• **Requirement**
Report all lines of the records that contain "handle".

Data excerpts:
__________

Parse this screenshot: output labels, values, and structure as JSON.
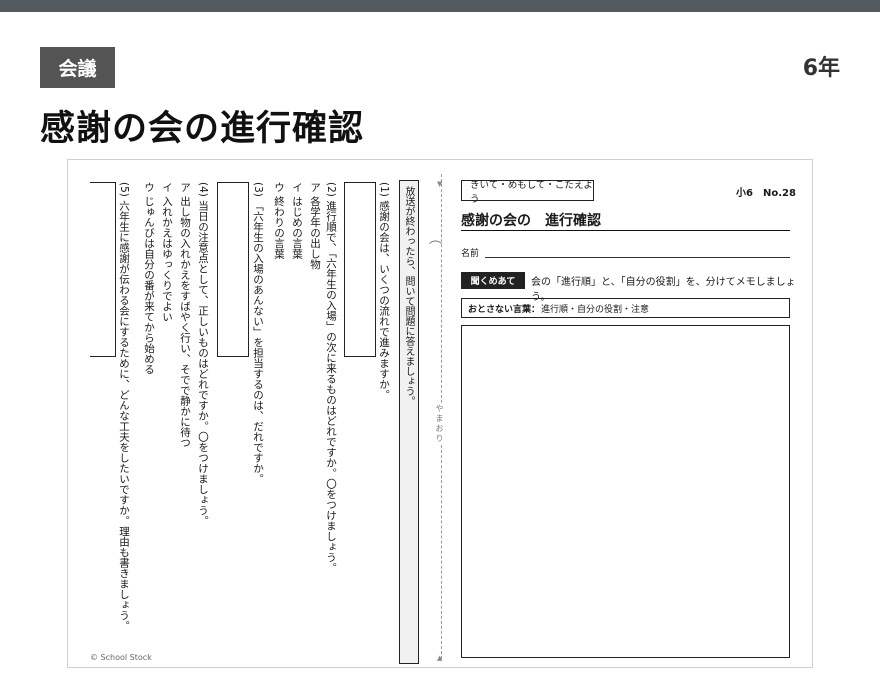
{
  "header": {
    "category": "会議",
    "grade": "6年",
    "title": "感謝の会の進行確認"
  },
  "left_page": {
    "q1": "(1) 感謝の会は、いくつの流れで進みますか。",
    "q2": "(2) 進行順で、「六年生の入場」の次に来るものはどれですか。〇をつけましょう。",
    "q2_opt_a": "ア 各学年の出し物",
    "q2_opt_i": "イ はじめの言葉",
    "q2_opt_u": "ウ 終わりの言葉",
    "q3": "(3) 「六年生の入場のあんない」を担当するのは、だれですか。",
    "q4": "(4) 当日の注意点として、正しいものはどれですか。〇をつけましょう。",
    "q4_opt_a": "ア 出し物の入れかえをすばやく行い、そでで静かに待つ",
    "q4_opt_i": "イ 入れかえはゆっくりでよい",
    "q4_opt_u": "ウ じゅんびは自分の番が来てから始める",
    "q5": "(5) 六年生に感謝が伝わる会にするために、どんな工夫をしたいですか。理由も書きましょう。",
    "copyright": "© School Stock"
  },
  "fold": {
    "label": "やまおり",
    "instruction": "放送が終わったら、問いて問題に答えましょう。"
  },
  "right_page": {
    "header_label": "きいて・めもして・こたえよう",
    "number": "小6　No.28",
    "title": "感謝の会の　進行確認",
    "name_label": "名前",
    "task_pill": "聞くめあて",
    "task_text": "会の「進行順」と、「自分の役割」を、分けてメモしましょう。",
    "points_label": "おとさない言葉：",
    "points_text": "進行順・自分の役割・注意"
  },
  "colors": {
    "top_bar": "#555a60",
    "tag_bg": "#545454",
    "card_bg": "#ffffff",
    "page_bg": "#ebebeb"
  }
}
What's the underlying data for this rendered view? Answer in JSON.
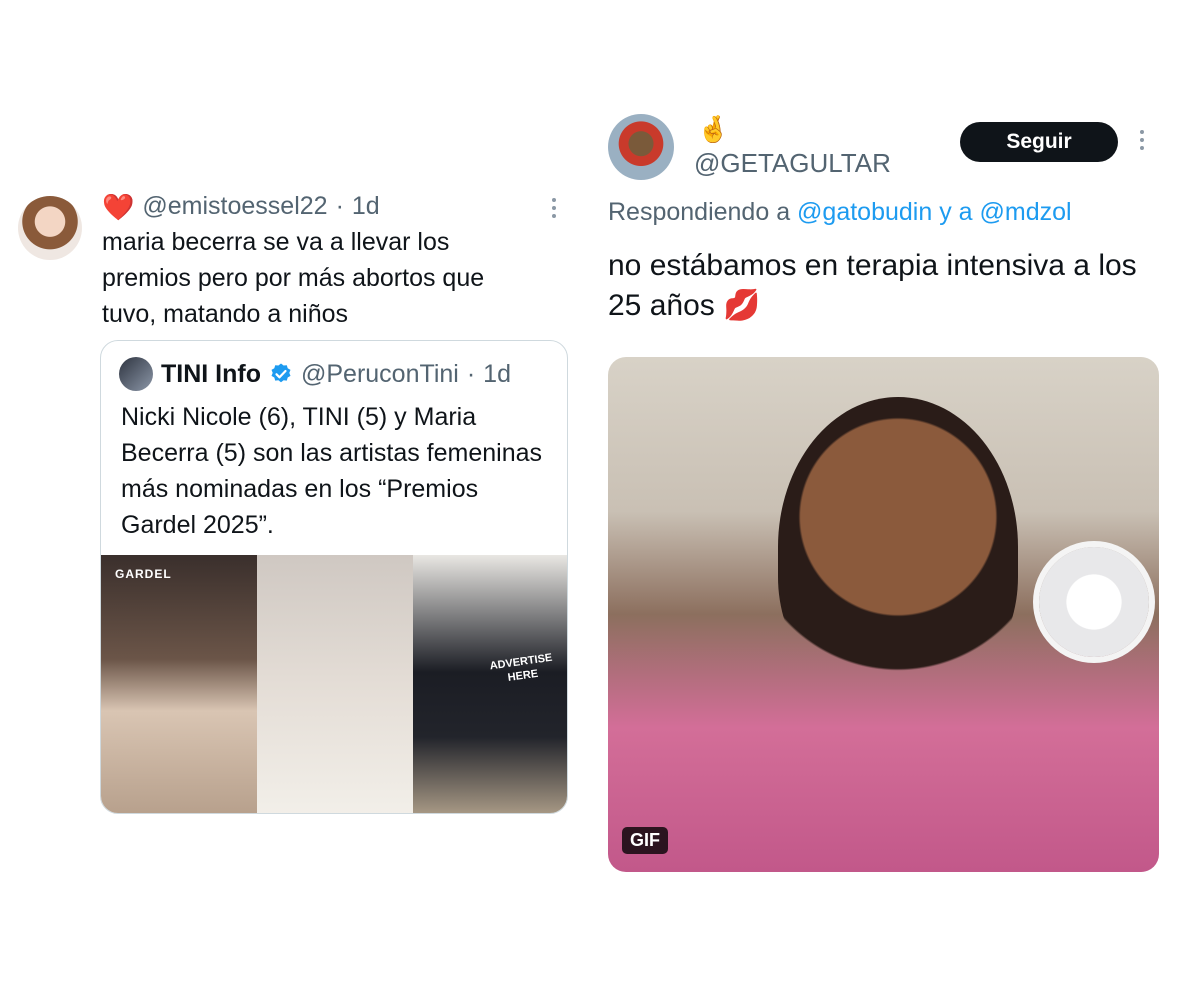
{
  "left_tweet": {
    "heart_emoji": "❤️",
    "handle": "@emistoessel22",
    "separator": "·",
    "time": "1d",
    "body": "maria becerra se va a llevar los premios pero por más abortos que tuvo, matando a niños",
    "quote": {
      "name": "TINI Info",
      "handle": "@PeruconTini",
      "separator": "·",
      "time": "1d",
      "text": "Nicki Nicole (6), TINI (5) y Maria Becerra (5) son las artistas femeninas más nominadas en los “Premios Gardel 2025”.",
      "media_watermark": "GARDEL",
      "shirt_text": "ADVERTISE HERE"
    }
  },
  "right_tweet": {
    "emoji": "🤞",
    "handle": "@GETAGULTAR",
    "follow_label": "Seguir",
    "replying_prefix": "Respondiendo a",
    "replying_user1": "@gatobudin",
    "replying_joiner": "y a",
    "replying_user2": "@mdzol",
    "body": "no estábamos en terapia intensiva a los 25 años 💋",
    "gif_label": "GIF"
  }
}
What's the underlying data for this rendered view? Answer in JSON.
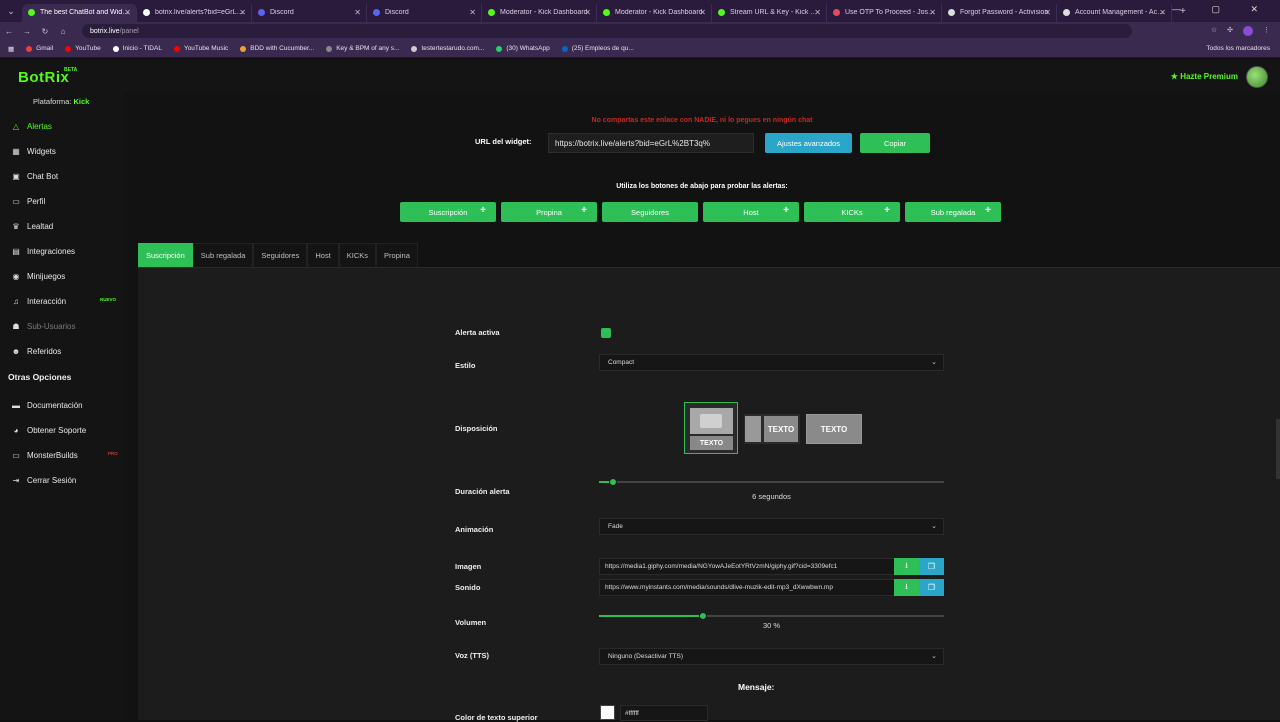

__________

• **Result of this task**
    "handle": "@emistoessel22",
      "handle": "@PeruconTini",
    "handle": "@GETAGULTAR",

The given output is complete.